Guess what, America? In case you haven’t noticed, young white men walk around in practically every neighborhood in America wearing hoodies and baggy pants. And so do Asians, Hispanics, Italians, and Greeks. Hasidic Jews probably would, too, if the young men thought they could get away with it. Before the 911-operator asked the race of Martin (and before Zimmerman mentioned it—a fact that NBC news intentionally edited out, for which they deserve the hefty defamation lawsuit that seems to be headed their way), Zimmerman was complaining about the “punks” always getting away with it.
So everyone can look into his heart and tell he meant “black punks?” My bet is that if you go up to a group of hoodie-clad white kids at the skateboard park, they can regale you with stories about how they are hassled by the police, given dirty looks by passers-by, judged by nothing more than their appearance. This is likely even more to be true if they tattoos or piercings or long hair or low-riding jeans or if they specialize—as many young men of all races do—in giving menacing looks to passers-by.
Is any of this fair? Not particularly, but let’s not forget that almost all violent crime in America is committed by adolescent and young adult males. There is very little more deeply embedded in our human nature than the inclination to quickly assess threats and to respond—often with little or any conscious thought. Are those quick threat assessments shaped by social attitudes (as well as social realities)? Sure they are. But they are still enormously complex.
The potential threat from an interaction with another person is a function of many things: time of day, place, age, gender, mannerisms, clothing, body size and type, and, yes, race. But in many situations race is completely incidental to the threat assessment.
If you heard footsteps behind you in the afternoon and turned around to see a middle-aged woman in a frumpy business suit, it would not make an iota of difference whether said woman was white or black.
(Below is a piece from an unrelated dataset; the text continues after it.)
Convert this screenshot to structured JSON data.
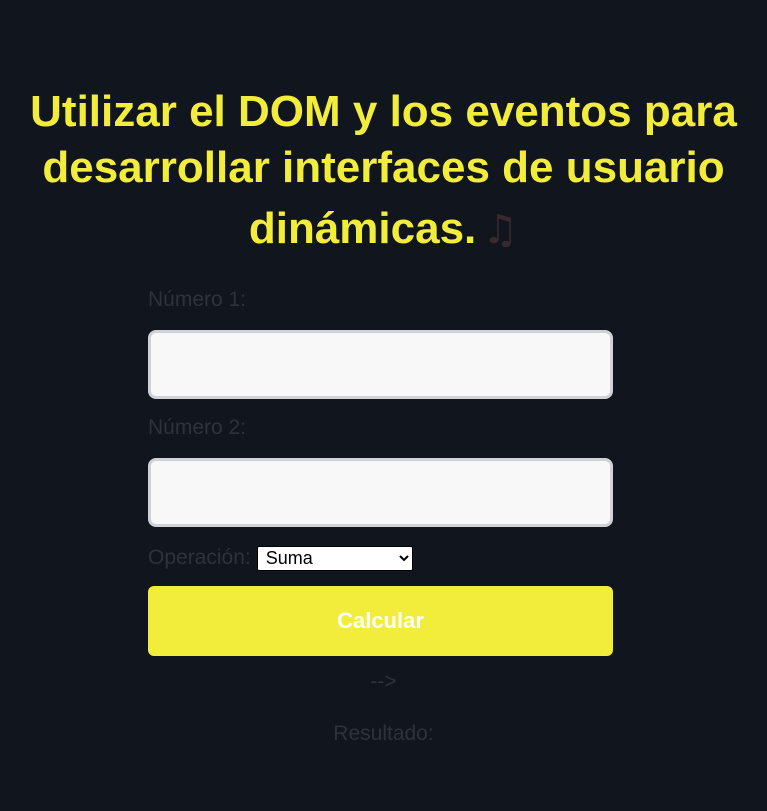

Frumpy, middle-aged women do not scare anyone who is not married to them. Similarly, if you were in a urban, high-crime neighborhood late at night and heard heavy footsteps behind you and turned and saw a large, young man, head covered by a hoodie, hands in his pockets, and a menacing look on his face, most people (with good reason!) would feel at least a little fear, and they would react. It would make little difference whether that face was a white one or a black one. Context matters.
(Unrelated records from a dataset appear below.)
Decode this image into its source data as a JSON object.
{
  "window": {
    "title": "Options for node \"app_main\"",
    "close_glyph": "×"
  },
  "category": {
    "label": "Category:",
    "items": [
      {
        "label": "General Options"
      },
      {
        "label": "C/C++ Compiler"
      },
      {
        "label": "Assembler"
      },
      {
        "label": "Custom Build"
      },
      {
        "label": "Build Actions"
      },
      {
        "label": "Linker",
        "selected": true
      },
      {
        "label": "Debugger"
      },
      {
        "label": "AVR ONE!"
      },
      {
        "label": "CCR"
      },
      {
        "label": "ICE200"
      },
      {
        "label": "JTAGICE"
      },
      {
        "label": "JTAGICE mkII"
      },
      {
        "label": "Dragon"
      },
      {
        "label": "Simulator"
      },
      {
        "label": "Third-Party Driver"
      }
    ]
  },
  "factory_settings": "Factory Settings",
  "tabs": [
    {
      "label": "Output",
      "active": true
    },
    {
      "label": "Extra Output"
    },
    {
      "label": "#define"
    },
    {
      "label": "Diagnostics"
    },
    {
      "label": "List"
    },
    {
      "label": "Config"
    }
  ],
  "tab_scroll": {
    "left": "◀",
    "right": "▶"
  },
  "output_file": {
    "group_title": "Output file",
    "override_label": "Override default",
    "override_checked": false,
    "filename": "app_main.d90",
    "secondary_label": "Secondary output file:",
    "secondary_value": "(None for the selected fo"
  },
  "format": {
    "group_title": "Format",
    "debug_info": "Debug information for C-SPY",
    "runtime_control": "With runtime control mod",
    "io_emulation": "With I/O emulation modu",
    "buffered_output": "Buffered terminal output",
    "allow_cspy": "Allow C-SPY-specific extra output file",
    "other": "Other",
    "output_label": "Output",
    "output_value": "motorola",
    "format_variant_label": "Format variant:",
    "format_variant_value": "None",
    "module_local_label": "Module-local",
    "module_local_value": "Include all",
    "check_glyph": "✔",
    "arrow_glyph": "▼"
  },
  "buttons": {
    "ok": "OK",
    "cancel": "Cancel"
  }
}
That black men are much more likely to be seen as threatening (and are much more likely to be the victims of crime, not coincidentally) are social facts that deserve attention. But to racialize an individual case that seems to be about everything but race doesn’t help us address those social facts. All it does is inflame passions and harden walls. The media love to tell stories about evil white people (even if they have to make them up—such as by flooding the airwaves with pictures of a much younger, smiling Martin and a menacing-looking photo of Zimmerman), and the old guard civil rights leaders like Jesse Jackson and Al Sharpton have nothing else of value to get themselves on TV except by jumping at every opportunity to call someone a racist. If a case with so much uncertainty and reasonable doubt is the only one that the race-card-players can latch onto, then maybe things have improved more than previously thought.
I can understand why many blacks immediately want to cast this story in terms primarily of race. Those visceral reactions are there for reasons, important reasons that we need to keep talking about. But that doesn’t mean that we should let the visceral reactions carry the day, that we let empathy conquer good judgment.
I appreciated the President’s comments, but I was also saddened. It is good to have a President who can say, “I understand.” It would be even better to have a President brave enough to say, “I understand, but….”